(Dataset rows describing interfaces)
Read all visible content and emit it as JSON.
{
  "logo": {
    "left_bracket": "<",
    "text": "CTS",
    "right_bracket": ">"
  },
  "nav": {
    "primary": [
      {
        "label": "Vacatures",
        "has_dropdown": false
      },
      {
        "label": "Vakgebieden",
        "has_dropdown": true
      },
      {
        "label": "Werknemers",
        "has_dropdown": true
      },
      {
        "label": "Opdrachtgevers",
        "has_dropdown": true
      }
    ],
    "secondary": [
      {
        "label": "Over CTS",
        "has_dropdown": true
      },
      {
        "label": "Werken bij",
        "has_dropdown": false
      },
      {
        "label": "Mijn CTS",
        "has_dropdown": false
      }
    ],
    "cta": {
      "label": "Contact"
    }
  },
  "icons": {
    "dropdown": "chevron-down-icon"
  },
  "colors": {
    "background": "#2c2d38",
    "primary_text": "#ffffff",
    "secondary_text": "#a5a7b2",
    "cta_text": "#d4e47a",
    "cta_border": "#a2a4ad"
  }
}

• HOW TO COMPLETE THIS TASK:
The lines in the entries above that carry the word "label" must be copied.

• ANSWER TO THIS TASK:
        "label": "Vacatures",
        "label": "Vakgebieden",
        "label": "Werknemers",
        "label": "Opdrachtgevers",
        "label": "Over CTS",
        "label": "Werken bij",
        "label": "Mijn CTS",
      "label": "Contact"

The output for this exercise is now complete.